── DATA SECTION ──
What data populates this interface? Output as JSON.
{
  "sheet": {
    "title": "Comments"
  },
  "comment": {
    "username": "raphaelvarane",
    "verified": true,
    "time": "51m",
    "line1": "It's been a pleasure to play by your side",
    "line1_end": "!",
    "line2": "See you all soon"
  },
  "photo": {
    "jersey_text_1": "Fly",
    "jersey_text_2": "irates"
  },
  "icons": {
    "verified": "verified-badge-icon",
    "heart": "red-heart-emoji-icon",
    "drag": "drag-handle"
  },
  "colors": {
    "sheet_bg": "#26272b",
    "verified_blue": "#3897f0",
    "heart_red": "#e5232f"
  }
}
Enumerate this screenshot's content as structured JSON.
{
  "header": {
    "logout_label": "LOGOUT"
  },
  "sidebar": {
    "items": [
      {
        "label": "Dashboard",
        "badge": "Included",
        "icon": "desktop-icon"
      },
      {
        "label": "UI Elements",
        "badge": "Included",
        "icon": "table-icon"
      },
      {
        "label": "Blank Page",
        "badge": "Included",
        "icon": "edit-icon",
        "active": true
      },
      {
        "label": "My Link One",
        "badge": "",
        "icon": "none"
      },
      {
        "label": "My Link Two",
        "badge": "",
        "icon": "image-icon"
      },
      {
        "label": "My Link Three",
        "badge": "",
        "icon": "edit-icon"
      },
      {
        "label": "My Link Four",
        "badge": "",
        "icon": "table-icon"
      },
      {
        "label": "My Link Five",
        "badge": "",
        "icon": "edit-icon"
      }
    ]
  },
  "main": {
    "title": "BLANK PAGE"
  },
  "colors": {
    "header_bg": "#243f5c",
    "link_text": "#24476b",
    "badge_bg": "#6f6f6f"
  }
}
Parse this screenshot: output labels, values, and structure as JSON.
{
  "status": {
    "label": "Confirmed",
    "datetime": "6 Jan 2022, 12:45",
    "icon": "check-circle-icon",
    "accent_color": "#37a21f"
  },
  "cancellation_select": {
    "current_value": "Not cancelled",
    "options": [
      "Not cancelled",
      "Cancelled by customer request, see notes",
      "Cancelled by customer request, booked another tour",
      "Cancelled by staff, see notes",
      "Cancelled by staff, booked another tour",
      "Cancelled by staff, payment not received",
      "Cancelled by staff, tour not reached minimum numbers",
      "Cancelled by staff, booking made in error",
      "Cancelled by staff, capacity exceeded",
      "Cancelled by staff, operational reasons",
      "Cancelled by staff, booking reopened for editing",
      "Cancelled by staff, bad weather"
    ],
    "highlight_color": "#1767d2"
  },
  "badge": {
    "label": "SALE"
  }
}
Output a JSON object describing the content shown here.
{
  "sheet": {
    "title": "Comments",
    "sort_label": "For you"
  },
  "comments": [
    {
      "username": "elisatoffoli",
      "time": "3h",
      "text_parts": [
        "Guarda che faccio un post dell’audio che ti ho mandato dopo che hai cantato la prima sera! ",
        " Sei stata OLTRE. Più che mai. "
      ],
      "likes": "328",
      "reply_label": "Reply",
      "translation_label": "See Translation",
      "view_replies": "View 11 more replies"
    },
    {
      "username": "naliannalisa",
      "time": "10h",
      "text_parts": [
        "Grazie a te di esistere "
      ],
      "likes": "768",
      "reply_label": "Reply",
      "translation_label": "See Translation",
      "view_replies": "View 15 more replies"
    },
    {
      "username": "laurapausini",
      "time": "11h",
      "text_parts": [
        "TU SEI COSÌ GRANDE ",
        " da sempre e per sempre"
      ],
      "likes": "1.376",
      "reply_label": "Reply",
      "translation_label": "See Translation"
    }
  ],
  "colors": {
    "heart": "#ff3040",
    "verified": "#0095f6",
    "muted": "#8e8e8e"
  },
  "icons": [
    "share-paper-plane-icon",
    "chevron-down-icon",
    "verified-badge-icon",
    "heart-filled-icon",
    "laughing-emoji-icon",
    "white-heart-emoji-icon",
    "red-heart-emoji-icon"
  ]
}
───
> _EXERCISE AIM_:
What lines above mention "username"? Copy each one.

> _COMPLETED EXERCISE_:
    "username": "raphaelvarane",
      "username": "elisatoffoli",
      "username": "naliannalisa",
      "username": "laurapausini",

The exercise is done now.